We recommend that rather than searching for “best”, or any other broad generic term, you search for an eye doctor based on your specific need. In other words, if you are a contact lens wearer have you considered using Google to search for specialty contact lenses? Even if you do not currently wear specialty contact lenses, it is fair to assume that an eye doctor who has experience with, and regularly fits, specialty contact lenses is likely to be the “best “ at fitting contact lenses. This is an important consideration if you are a contact lens wearer. Why go to any eye doctor who is not the best at what they do?
Google search algorithms can quickly identify eye doctors with advanced training, which is a more accurate search than “best eye doctor”. When using Google, search for residency trained eye doctors.

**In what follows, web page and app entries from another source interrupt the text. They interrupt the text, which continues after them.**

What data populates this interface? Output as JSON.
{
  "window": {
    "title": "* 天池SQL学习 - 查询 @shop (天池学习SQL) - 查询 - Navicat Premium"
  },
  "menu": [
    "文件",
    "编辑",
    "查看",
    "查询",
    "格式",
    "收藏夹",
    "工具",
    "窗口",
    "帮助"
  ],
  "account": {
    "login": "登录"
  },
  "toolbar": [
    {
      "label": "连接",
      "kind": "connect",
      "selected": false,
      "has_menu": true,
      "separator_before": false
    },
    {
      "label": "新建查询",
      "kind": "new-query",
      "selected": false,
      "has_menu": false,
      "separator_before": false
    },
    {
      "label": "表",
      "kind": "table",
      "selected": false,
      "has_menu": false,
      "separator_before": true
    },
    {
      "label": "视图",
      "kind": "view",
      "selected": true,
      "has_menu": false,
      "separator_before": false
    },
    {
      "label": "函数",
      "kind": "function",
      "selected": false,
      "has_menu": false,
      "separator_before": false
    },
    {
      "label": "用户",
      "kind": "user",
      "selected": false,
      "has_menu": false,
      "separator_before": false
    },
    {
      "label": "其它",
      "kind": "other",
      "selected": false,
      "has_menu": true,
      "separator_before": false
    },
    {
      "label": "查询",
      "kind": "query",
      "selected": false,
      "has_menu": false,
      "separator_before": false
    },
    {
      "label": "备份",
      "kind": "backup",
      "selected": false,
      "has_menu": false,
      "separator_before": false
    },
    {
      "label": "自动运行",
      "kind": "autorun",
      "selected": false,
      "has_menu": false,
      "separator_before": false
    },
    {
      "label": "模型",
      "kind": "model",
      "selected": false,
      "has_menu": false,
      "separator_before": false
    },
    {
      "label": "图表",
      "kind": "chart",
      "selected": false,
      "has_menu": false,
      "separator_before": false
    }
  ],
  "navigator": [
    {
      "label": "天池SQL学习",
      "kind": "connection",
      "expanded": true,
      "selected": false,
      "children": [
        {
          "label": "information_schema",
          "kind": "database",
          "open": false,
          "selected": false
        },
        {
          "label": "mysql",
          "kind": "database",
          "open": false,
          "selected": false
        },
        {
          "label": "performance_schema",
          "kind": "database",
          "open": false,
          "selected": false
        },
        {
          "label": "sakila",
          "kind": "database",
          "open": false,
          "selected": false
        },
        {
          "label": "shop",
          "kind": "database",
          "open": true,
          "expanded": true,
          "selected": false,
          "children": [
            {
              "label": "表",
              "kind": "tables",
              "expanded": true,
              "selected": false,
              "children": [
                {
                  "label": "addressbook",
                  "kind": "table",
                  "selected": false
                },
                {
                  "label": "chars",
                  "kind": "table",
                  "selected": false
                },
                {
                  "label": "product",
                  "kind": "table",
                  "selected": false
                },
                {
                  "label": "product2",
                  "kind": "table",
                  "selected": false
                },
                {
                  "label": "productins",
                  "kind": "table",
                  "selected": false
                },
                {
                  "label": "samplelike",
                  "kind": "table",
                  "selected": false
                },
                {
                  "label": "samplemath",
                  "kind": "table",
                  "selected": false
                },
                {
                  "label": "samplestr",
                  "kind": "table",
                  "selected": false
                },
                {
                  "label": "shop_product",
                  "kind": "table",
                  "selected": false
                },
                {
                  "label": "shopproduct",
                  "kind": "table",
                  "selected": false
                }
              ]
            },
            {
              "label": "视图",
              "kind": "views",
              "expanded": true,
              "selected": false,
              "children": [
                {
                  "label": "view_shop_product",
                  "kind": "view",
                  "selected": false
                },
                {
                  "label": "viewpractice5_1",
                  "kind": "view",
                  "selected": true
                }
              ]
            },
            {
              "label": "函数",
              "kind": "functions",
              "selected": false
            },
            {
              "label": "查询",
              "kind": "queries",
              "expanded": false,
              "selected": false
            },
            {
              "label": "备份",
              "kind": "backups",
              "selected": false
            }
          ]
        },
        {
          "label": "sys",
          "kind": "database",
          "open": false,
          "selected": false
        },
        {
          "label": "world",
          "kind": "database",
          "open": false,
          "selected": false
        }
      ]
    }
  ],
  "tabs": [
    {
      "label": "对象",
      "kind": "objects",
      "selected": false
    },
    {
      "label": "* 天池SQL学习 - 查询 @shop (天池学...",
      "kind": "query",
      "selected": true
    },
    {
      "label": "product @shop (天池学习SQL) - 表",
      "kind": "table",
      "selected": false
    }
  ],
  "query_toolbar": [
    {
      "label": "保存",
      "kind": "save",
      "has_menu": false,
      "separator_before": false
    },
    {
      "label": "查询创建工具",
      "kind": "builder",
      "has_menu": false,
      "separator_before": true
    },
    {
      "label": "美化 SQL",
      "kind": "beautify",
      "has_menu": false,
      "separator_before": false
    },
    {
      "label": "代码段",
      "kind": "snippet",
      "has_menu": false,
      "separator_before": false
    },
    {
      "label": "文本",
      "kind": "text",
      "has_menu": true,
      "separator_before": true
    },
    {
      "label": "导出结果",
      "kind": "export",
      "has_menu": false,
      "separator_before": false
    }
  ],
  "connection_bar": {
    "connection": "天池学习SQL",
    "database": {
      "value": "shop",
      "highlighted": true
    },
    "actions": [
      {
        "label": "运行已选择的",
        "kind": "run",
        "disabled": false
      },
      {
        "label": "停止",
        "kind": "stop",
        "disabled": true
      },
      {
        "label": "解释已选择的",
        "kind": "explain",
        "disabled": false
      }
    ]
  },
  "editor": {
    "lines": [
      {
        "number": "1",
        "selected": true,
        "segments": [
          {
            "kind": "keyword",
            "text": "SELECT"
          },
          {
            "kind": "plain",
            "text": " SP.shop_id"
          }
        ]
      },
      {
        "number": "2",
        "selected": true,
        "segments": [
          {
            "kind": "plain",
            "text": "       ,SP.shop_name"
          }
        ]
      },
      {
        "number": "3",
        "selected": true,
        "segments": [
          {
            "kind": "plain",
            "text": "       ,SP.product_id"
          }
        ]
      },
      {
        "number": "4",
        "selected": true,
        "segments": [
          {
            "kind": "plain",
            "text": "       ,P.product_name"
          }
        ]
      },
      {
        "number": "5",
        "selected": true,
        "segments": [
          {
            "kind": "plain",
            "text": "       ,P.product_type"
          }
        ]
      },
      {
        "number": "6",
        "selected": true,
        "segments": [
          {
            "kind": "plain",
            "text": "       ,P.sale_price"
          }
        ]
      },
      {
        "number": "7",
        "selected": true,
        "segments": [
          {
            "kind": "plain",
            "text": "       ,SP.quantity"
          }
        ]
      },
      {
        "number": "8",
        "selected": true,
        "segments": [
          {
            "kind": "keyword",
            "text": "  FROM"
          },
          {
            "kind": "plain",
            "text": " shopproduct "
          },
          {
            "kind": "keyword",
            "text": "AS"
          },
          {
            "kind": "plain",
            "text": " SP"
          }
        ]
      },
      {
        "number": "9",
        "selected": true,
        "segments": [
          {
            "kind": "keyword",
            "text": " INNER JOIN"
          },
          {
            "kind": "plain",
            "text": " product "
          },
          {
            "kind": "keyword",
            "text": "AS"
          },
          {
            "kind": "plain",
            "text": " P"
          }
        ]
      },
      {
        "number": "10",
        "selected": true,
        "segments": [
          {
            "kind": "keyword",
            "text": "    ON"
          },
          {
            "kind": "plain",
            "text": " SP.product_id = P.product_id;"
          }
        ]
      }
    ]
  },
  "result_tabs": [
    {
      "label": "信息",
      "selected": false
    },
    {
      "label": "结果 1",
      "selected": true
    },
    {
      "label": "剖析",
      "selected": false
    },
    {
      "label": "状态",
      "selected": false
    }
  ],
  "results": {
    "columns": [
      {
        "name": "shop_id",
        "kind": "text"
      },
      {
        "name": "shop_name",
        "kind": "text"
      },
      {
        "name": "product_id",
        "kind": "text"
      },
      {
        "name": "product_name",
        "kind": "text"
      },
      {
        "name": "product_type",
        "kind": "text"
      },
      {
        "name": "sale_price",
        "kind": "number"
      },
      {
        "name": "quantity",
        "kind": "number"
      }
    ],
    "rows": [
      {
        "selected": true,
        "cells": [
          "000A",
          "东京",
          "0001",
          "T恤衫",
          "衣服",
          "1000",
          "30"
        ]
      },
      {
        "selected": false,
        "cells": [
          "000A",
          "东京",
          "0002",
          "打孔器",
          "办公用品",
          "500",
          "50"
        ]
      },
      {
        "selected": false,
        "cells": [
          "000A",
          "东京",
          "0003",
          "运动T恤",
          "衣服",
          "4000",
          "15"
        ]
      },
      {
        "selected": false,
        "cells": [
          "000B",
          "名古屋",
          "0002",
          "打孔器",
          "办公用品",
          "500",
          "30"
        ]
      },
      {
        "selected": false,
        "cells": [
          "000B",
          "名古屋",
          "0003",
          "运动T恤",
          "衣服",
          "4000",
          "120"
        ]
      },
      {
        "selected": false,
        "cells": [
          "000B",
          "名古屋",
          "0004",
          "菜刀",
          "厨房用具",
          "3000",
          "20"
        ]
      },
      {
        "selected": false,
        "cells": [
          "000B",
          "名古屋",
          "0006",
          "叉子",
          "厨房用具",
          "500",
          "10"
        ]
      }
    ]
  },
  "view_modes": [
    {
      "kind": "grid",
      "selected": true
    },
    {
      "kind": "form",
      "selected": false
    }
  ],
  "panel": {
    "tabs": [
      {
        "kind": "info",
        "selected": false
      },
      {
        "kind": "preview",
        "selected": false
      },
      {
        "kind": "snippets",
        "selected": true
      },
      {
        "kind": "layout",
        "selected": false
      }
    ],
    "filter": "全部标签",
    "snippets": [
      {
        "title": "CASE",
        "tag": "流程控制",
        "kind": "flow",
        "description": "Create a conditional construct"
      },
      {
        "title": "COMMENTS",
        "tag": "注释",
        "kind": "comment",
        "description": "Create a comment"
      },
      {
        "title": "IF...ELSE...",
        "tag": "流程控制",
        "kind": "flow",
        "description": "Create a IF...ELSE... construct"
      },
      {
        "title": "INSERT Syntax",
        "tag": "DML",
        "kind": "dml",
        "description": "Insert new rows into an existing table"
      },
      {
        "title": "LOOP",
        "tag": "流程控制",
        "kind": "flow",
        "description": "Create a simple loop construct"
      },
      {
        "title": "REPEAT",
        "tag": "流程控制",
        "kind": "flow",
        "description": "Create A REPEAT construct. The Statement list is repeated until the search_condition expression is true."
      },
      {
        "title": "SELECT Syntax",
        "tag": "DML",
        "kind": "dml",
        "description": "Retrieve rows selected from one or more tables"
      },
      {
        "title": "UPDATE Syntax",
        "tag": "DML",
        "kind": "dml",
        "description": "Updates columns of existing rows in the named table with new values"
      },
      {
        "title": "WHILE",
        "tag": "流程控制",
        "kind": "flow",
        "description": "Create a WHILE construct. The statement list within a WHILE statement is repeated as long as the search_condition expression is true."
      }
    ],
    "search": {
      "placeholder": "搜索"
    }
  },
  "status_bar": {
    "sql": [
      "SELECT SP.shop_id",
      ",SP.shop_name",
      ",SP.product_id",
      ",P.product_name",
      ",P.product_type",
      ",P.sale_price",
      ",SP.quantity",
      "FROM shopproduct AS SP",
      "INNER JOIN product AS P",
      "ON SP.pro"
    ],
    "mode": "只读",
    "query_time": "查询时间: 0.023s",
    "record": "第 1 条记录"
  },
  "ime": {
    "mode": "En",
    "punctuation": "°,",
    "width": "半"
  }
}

Residency training is one of the most reliable search filters available. Doctors accepted into residency programs much complete a rigorous application and interview process before acceptance into a residency program. Few optometrists complete residency training. Those who have not completed residency training lack the concentrated, advanced training to care for pediatrics patients, individuals with more complex vision problems, binocular vision dysfunction, or specialty contact lens care.
If you are looking for a new eye doctor, we encourage you to do your research. It is important that you base your search criteria on your specific needs. Be specific, target your search. Avoid using generic or broad based terms on Google. Google is most effective when using well thought out, targeted searches for specific words or terms.
However, do not rely on Google searches alone. Once you've completed your Google search, make a phone call to the doctor's office. Ask specific questions about the doctor's training following graduation. What type of training has the doctor completed? Is the doctor residency trained? Where did the doctor complete this training? What type of certification did the doctor receive? Is the doctor a Fellow of any professional organization? Who will be taking your medical history, the eye doctor or a technician? Who will be doing your visual acuity testing, the eye doctor or a technician? Who will be doing your refraction for the glasses prescription, the eye doctor or a technician? Who will be doing your contact lens fitting, the eye doctor or a technician?
Remember, you are paying for the eye examination and ultimately your time with the doctor. It is important that you have a clear understanding, before visiting the office, about what type of vision care you can expect to receive. If you have questions, don't hesitate to ask. An office with qualified eye doctors and a well trained staff can answer any questions you may have.
Check out Part 1 for more information on optometrists and ophthalmologists.
Check out Part 2 where we discussed the specific factors that should influence the type of eye doctor that you see.